TASK TO COMPLETE:
Give back the records in full, with every line exactly as it was.

* * * *

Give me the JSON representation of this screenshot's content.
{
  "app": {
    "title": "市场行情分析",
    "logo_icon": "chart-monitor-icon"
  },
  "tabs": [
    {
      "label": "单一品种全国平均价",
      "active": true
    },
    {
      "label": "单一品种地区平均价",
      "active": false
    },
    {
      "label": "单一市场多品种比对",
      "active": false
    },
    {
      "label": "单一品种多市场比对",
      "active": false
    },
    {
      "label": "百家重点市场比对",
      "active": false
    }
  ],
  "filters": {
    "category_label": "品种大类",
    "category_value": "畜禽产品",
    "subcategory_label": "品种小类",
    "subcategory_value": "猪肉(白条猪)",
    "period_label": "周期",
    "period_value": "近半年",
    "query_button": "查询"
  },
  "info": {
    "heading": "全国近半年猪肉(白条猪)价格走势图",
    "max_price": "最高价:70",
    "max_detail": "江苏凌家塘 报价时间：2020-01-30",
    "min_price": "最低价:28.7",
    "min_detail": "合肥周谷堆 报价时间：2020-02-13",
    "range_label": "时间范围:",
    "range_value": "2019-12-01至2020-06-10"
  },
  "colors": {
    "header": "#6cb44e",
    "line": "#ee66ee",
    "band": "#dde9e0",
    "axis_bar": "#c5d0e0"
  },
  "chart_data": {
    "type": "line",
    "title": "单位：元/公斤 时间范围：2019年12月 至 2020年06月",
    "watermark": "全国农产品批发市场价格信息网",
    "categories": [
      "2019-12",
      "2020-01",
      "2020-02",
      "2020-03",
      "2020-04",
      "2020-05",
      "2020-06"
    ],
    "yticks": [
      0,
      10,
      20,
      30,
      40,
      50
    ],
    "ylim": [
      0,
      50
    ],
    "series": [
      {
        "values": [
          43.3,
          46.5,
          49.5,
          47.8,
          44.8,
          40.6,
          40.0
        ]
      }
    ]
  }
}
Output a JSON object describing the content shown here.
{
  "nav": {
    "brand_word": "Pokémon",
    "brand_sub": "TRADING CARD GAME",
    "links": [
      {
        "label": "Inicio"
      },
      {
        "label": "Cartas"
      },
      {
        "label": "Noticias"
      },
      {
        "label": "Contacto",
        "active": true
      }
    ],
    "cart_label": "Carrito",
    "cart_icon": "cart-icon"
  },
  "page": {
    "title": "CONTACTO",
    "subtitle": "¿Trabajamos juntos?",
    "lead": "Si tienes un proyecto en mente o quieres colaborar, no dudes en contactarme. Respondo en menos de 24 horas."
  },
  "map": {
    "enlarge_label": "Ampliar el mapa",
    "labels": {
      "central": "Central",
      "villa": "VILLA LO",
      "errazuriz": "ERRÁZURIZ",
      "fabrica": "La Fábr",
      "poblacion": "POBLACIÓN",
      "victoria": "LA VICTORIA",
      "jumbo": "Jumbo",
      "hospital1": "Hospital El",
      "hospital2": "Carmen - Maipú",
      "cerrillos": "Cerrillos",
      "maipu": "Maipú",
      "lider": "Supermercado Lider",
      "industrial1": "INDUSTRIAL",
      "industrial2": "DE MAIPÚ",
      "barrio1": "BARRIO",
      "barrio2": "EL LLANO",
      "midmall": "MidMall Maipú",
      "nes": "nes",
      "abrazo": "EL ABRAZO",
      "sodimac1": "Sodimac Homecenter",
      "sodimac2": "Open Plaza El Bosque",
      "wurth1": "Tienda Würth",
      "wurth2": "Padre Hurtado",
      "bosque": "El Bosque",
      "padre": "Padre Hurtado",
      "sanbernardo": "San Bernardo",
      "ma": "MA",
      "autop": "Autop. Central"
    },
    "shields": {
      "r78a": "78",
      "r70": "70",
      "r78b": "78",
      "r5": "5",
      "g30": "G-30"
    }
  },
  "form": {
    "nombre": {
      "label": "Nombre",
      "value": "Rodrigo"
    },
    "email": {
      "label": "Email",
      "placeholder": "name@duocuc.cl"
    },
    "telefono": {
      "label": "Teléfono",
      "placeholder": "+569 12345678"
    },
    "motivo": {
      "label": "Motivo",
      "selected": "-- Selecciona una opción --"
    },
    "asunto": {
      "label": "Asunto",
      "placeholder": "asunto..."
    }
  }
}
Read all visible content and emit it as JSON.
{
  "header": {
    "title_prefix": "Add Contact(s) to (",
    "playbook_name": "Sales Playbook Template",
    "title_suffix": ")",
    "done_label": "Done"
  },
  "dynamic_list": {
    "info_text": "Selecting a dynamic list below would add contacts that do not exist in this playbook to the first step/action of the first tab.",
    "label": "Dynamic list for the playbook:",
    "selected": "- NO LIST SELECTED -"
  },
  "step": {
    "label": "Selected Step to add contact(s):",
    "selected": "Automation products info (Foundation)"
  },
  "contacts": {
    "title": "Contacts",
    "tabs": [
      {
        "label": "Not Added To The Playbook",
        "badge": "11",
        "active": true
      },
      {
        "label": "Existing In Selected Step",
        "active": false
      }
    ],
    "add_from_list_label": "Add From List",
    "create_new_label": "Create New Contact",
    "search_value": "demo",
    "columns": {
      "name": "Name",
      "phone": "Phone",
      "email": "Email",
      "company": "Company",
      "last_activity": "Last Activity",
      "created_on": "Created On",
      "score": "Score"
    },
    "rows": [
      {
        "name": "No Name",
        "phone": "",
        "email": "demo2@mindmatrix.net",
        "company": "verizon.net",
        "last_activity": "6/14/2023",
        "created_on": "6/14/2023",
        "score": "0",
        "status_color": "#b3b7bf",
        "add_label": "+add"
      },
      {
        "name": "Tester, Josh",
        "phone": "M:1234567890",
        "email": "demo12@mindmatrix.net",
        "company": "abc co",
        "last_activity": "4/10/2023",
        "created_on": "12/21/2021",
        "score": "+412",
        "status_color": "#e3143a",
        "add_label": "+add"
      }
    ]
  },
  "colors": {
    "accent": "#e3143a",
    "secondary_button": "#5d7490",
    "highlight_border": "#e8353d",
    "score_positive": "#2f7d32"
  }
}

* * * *

ANSWER FOR THIS EXERCISE:
Give me the JSON representation of this screenshot's content.
{
  "app": {
    "title": "市场行情分析",
    "logo_icon": "chart-monitor-icon"
  },
  "tabs": [
    {
      "label": "单一品种全国平均价",
      "active": true
    },
    {
      "label": "单一品种地区平均价",
      "active": false
    },
    {
      "label": "单一市场多品种比对",
      "active": false
    },
    {
      "label": "单一品种多市场比对",
      "active": false
    },
    {
      "label": "百家重点市场比对",
      "active": false
    }
  ],
  "filters": {
    "category_label": "品种大类",
    "category_value": "畜禽产品",
    "subcategory_label": "品种小类",
    "subcategory_value": "猪肉(白条猪)",
    "period_label": "周期",
    "period_value": "近半年",
    "query_button": "查询"
  },
  "info": {
    "heading": "全国近半年猪肉(白条猪)价格走势图",
    "max_price": "最高价:70",
    "max_detail": "江苏凌家塘 报价时间：2020-01-30",
    "min_price": "最低价:28.7",
    "min_detail": "合肥周谷堆 报价时间：2020-02-13",
    "range_label": "时间范围:",
    "range_value": "2019-12-01至2020-06-10"
  },
  "colors": {
    "header": "#6cb44e",
    "line": "#ee66ee",
    "band": "#dde9e0",
    "axis_bar": "#c5d0e0"
  },
  "chart_data": {
    "type": "line",
    "title": "单位：元/公斤 时间范围：2019年12月 至 2020年06月",
    "watermark": "全国农产品批发市场价格信息网",
    "categories": [
      "2019-12",
      "2020-01",
      "2020-02",
      "2020-03",
      "2020-04",
      "2020-05",
      "2020-06"
    ],
    "yticks": [
      0,
      10,
      20,
      30,
      40,
      50
    ],
    "ylim": [
      0,
      50
    ],
    "series": [
      {
        "values": [
          43.3,
          46.5,
          49.5,
          47.8,
          44.8,
          40.6,
          40.0
        ]
      }
    ]
  }
}
Output a JSON object describing the content shown here.
{
  "nav": {
    "brand_word": "Pokémon",
    "brand_sub": "TRADING CARD GAME",
    "links": [
      {
        "label": "Inicio"
      },
      {
        "label": "Cartas"
      },
      {
        "label": "Noticias"
      },
      {
        "label": "Contacto",
        "active": true
      }
    ],
    "cart_label": "Carrito",
    "cart_icon": "cart-icon"
  },
  "page": {
    "title": "CONTACTO",
    "subtitle": "¿Trabajamos juntos?",
    "lead": "Si tienes un proyecto en mente o quieres colaborar, no dudes en contactarme. Respondo en menos de 24 horas."
  },
  "map": {
    "enlarge_label": "Ampliar el mapa",
    "labels": {
      "central": "Central",
      "villa": "VILLA LO",
      "errazuriz": "ERRÁZURIZ",
      "fabrica": "La Fábr",
      "poblacion": "POBLACIÓN",
      "victoria": "LA VICTORIA",
      "jumbo": "Jumbo",
      "hospital1": "Hospital El",
      "hospital2": "Carmen - Maipú",
      "cerrillos": "Cerrillos",
      "maipu": "Maipú",
      "lider": "Supermercado Lider",
      "industrial1": "INDUSTRIAL",
      "industrial2": "DE MAIPÚ",
      "barrio1": "BARRIO",
      "barrio2": "EL LLANO",
      "midmall": "MidMall Maipú",
      "nes": "nes",
      "abrazo": "EL ABRAZO",
      "sodimac1": "Sodimac Homecenter",
      "sodimac2": "Open Plaza El Bosque",
      "wurth1": "Tienda Würth",
      "wurth2": "Padre Hurtado",
      "bosque": "El Bosque",
      "padre": "Padre Hurtado",
      "sanbernardo": "San Bernardo",
      "ma": "MA",
      "autop": "Autop. Central"
    },
    "shields": {
      "r78a": "78",
      "r70": "70",
      "r78b": "78",
      "r5": "5",
      "g30": "G-30"
    }
  },
  "form": {
    "nombre": {
      "label": "Nombre",
      "value": "Rodrigo"
    },
    "email": {
      "label": "Email",
      "placeholder": "name@duocuc.cl"
    },
    "telefono": {
      "label": "Teléfono",
      "placeholder": "+569 12345678"
    },
    "motivo": {
      "label": "Motivo",
      "selected": "-- Selecciona una opción --"
    },
    "asunto": {
      "label": "Asunto",
      "placeholder": "asunto..."
    }
  }
}
Read all visible content and emit it as JSON.
{
  "header": {
    "title_prefix": "Add Contact(s) to (",
    "playbook_name": "Sales Playbook Template",
    "title_suffix": ")",
    "done_label": "Done"
  },
  "dynamic_list": {
    "info_text": "Selecting a dynamic list below would add contacts that do not exist in this playbook to the first step/action of the first tab.",
    "label": "Dynamic list for the playbook:",
    "selected": "- NO LIST SELECTED -"
  },
  "step": {
    "label": "Selected Step to add contact(s):",
    "selected": "Automation products info (Foundation)"
  },
  "contacts": {
    "title": "Contacts",
    "tabs": [
      {
        "label": "Not Added To The Playbook",
        "badge": "11",
        "active": true
      },
      {
        "label": "Existing In Selected Step",
        "active": false
      }
    ],
    "add_from_list_label": "Add From List",
    "create_new_label": "Create New Contact",
    "search_value": "demo",
    "columns": {
      "name": "Name",
      "phone": "Phone",
      "email": "Email",
      "company": "Company",
      "last_activity": "Last Activity",
      "created_on": "Created On",
      "score": "Score"
    },
    "rows": [
      {
        "name": "No Name",
        "phone": "",
        "email": "demo2@mindmatrix.net",
        "company": "verizon.net",
        "last_activity": "6/14/2023",
        "created_on": "6/14/2023",
        "score": "0",
        "status_color": "#b3b7bf",
        "add_label": "+add"
      },
      {
        "name": "Tester, Josh",
        "phone": "M:1234567890",
        "email": "demo12@mindmatrix.net",
        "company": "abc co",
        "last_activity": "4/10/2023",
        "created_on": "12/21/2021",
        "score": "+412",
        "status_color": "#e3143a",
        "add_label": "+add"
      }
    ]
  },
  "colors": {
    "accent": "#e3143a",
    "secondary_button": "#5d7490",
    "highlight_border": "#e8353d",
    "score_positive": "#2f7d32"
  }
}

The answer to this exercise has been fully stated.